EXERCISE MATERIAL:
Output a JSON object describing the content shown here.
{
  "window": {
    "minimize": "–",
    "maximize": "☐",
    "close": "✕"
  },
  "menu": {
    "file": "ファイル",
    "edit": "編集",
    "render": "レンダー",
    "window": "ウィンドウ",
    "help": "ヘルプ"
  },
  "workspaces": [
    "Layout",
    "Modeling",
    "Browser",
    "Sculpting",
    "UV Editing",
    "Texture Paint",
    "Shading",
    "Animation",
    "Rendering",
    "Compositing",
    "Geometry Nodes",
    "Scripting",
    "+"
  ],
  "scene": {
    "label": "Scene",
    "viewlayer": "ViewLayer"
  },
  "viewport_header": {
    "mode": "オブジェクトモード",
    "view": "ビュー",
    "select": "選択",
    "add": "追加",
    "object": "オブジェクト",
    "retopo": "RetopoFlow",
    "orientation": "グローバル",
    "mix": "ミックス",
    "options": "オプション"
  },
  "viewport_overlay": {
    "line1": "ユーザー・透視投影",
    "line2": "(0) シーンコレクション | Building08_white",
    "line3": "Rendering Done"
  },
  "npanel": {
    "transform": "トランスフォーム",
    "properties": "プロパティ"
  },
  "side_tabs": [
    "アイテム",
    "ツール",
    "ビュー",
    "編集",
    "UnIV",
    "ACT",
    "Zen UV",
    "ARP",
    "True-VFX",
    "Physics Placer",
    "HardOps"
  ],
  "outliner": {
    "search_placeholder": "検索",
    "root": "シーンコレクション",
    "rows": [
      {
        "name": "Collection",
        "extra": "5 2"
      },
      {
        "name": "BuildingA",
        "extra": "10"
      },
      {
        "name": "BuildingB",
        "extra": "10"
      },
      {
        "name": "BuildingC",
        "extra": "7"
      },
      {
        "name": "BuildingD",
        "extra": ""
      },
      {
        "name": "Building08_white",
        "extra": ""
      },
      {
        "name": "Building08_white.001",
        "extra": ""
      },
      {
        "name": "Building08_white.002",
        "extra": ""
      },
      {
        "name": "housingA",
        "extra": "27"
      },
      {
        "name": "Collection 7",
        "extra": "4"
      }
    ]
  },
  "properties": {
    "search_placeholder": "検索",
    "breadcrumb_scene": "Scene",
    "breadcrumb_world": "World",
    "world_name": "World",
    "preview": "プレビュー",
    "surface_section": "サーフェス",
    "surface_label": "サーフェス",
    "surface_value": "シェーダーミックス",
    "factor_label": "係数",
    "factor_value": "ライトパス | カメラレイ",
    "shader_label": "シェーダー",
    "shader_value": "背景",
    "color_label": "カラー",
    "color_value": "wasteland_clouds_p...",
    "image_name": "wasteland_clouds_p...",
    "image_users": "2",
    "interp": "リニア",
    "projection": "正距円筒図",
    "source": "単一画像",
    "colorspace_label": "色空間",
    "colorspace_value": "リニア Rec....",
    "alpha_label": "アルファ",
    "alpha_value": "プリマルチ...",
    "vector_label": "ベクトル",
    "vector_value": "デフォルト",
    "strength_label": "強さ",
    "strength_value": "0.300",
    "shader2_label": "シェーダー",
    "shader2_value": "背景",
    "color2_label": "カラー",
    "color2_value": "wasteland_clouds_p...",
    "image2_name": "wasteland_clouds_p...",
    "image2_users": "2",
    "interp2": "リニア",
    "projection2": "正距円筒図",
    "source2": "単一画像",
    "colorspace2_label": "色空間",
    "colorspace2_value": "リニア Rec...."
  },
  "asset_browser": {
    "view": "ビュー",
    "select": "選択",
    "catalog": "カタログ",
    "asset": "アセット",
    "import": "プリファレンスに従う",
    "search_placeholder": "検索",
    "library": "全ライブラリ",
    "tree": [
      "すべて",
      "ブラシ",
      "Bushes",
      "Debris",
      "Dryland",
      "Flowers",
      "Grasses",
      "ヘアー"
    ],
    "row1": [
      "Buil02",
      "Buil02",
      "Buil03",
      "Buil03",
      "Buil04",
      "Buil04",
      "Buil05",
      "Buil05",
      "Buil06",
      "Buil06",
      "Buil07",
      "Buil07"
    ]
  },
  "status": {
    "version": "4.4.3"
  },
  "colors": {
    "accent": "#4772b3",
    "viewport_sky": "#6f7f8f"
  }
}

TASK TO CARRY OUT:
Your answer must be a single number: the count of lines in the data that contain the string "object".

PROBLEM SOLUTION:
2